Future Growth in the in Metropolitan Washington Region • The Cooperative Forecasts are the “most probable” projections based on existing trends and current local plans and policies, and not necessarily an inevitable or preferred future growth end state • Changes in long-term global and national macro-economic conditions, as well changes in federal government spending and policies, will affect both the overall level and pace of future growth in the region • The top-down regional econometric model and benchmark projections of future growth for a 30-year period are updated approximately every 3 to 4 years and begin a new Cooperative Forecasting Round • Trends can change as different demographic cohorts in the population age and express different preferences and lifestyles from previous generations • Periodic Census Data and Household Travel Surveys provide a means to examine how these preferences and lifestyles are changing over time and are used to update the Cooperative Forecasts and TPB Travel Models • State and Local governments can also change their current plans and policies through investments in infrastructure, changes in existing land use plans and zoning, and new economic development strategies • These changes are captured in the annual Cooperative Forecasting updates

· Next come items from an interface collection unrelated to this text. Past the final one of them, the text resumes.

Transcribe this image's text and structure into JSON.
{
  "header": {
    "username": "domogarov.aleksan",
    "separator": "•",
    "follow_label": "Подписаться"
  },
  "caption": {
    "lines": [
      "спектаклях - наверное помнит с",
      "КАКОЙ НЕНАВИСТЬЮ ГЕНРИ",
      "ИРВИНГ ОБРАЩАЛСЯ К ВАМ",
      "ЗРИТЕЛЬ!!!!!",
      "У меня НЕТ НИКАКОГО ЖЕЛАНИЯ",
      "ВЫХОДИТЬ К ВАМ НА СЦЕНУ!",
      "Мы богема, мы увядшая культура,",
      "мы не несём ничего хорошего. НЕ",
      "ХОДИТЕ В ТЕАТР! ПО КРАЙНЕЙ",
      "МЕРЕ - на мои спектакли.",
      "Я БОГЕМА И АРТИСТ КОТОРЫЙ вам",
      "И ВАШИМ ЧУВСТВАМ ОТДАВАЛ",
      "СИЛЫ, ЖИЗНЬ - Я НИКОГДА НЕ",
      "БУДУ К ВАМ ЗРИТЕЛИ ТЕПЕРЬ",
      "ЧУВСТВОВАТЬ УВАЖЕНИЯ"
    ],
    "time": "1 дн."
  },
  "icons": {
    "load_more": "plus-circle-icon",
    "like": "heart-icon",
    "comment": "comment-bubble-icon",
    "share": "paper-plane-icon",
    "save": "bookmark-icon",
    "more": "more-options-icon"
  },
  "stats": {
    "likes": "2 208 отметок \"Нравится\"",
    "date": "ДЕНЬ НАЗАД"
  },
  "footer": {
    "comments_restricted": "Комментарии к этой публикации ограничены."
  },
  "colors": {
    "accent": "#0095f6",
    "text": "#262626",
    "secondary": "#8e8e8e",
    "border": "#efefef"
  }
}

Next Steps 20 • COG staff, Planning Directors, Cooperative Forecasting Subcommittee continue to monitor regional and local changes for future updates • Comprehensive plan changes • Significant rezonings • Future development of a new econometric model • Regional economic trends – Impact of the “Fiscal Cliff” including sequestration • Contact Information: • Greg Goodwin, Regional Planner, MWCOG • 202.962.3274 • email@example.com